Required work → In your reply, write out each entry exactly as given.

+++ Exercise input

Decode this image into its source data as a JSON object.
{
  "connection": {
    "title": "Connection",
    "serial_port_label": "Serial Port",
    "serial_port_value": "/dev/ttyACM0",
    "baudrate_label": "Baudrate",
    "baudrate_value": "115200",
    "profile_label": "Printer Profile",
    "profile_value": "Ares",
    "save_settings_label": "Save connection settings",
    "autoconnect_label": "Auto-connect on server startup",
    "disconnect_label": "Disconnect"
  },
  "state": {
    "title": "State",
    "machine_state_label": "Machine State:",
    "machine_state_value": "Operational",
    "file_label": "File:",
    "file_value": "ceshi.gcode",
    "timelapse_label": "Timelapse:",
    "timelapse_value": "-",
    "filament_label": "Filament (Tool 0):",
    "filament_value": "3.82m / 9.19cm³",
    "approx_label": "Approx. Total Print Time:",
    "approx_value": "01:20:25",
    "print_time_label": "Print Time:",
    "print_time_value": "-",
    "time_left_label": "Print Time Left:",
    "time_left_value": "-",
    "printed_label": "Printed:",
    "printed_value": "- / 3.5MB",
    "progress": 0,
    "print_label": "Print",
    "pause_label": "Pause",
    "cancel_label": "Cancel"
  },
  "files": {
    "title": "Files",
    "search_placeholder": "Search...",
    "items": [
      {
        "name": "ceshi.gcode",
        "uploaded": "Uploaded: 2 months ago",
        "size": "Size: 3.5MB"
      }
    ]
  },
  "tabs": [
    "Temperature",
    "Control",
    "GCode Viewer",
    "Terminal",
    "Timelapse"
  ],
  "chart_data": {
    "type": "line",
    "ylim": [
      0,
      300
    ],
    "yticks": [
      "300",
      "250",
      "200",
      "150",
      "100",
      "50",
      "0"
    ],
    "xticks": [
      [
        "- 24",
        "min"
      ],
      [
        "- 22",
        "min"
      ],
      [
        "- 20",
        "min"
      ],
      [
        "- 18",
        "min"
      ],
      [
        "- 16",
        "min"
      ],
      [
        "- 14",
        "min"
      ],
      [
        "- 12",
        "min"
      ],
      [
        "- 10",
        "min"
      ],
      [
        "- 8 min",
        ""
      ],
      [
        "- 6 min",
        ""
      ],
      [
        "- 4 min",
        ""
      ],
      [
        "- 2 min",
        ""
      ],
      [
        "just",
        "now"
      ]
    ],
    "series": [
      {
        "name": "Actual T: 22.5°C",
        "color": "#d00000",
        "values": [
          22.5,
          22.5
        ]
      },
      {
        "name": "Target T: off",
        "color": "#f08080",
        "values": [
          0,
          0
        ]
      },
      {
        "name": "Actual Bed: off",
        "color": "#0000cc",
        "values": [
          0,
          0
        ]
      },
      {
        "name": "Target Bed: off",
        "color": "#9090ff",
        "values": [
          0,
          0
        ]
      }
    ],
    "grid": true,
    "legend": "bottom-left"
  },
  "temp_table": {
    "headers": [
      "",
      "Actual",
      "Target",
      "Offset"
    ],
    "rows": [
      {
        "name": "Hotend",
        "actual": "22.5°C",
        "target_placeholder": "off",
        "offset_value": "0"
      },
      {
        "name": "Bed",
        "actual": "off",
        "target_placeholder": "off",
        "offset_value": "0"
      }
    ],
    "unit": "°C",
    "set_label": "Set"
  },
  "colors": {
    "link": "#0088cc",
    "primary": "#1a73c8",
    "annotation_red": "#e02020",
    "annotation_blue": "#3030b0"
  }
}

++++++

Reply to the exercise →
Decode this image into its source data as a JSON object.
{
  "connection": {
    "title": "Connection",
    "serial_port_label": "Serial Port",
    "serial_port_value": "/dev/ttyACM0",
    "baudrate_label": "Baudrate",
    "baudrate_value": "115200",
    "profile_label": "Printer Profile",
    "profile_value": "Ares",
    "save_settings_label": "Save connection settings",
    "autoconnect_label": "Auto-connect on server startup",
    "disconnect_label": "Disconnect"
  },
  "state": {
    "title": "State",
    "machine_state_label": "Machine State:",
    "machine_state_value": "Operational",
    "file_label": "File:",
    "file_value": "ceshi.gcode",
    "timelapse_label": "Timelapse:",
    "timelapse_value": "-",
    "filament_label": "Filament (Tool 0):",
    "filament_value": "3.82m / 9.19cm³",
    "approx_label": "Approx. Total Print Time:",
    "approx_value": "01:20:25",
    "print_time_label": "Print Time:",
    "print_time_value": "-",
    "time_left_label": "Print Time Left:",
    "time_left_value": "-",
    "printed_label": "Printed:",
    "printed_value": "- / 3.5MB",
    "progress": 0,
    "print_label": "Print",
    "pause_label": "Pause",
    "cancel_label": "Cancel"
  },
  "files": {
    "title": "Files",
    "search_placeholder": "Search...",
    "items": [
      {
        "name": "ceshi.gcode",
        "uploaded": "Uploaded: 2 months ago",
        "size": "Size: 3.5MB"
      }
    ]
  },
  "tabs": [
    "Temperature",
    "Control",
    "GCode Viewer",
    "Terminal",
    "Timelapse"
  ],
  "chart_data": {
    "type": "line",
    "ylim": [
      0,
      300
    ],
    "yticks": [
      "300",
      "250",
      "200",
      "150",
      "100",
      "50",
      "0"
    ],
    "xticks": [
      [
        "- 24",
        "min"
      ],
      [
        "- 22",
        "min"
      ],
      [
        "- 20",
        "min"
      ],
      [
        "- 18",
        "min"
      ],
      [
        "- 16",
        "min"
      ],
      [
        "- 14",
        "min"
      ],
      [
        "- 12",
        "min"
      ],
      [
        "- 10",
        "min"
      ],
      [
        "- 8 min",
        ""
      ],
      [
        "- 6 min",
        ""
      ],
      [
        "- 4 min",
        ""
      ],
      [
        "- 2 min",
        ""
      ],
      [
        "just",
        "now"
      ]
    ],
    "series": [
      {
        "name": "Actual T: 22.5°C",
        "color": "#d00000",
        "values": [
          22.5,
          22.5
        ]
      },
      {
        "name": "Target T: off",
        "color": "#f08080",
        "values": [
          0,
          0
        ]
      },
      {
        "name": "Actual Bed: off",
        "color": "#0000cc",
        "values": [
          0,
          0
        ]
      },
      {
        "name": "Target Bed: off",
        "color": "#9090ff",
        "values": [
          0,
          0
        ]
      }
    ],
    "grid": true,
    "legend": "bottom-left"
  },
  "temp_table": {
    "headers": [
      "",
      "Actual",
      "Target",
      "Offset"
    ],
    "rows": [
      {
        "name": "Hotend",
        "actual": "22.5°C",
        "target_placeholder": "off",
        "offset_value": "0"
      },
      {
        "name": "Bed",
        "actual": "off",
        "target_placeholder": "off",
        "offset_value": "0"
      }
    ],
    "unit": "°C",
    "set_label": "Set"
  },
  "colors": {
    "link": "#0088cc",
    "primary": "#1a73c8",
    "annotation_red": "#e02020",
    "annotation_blue": "#3030b0"
  }
}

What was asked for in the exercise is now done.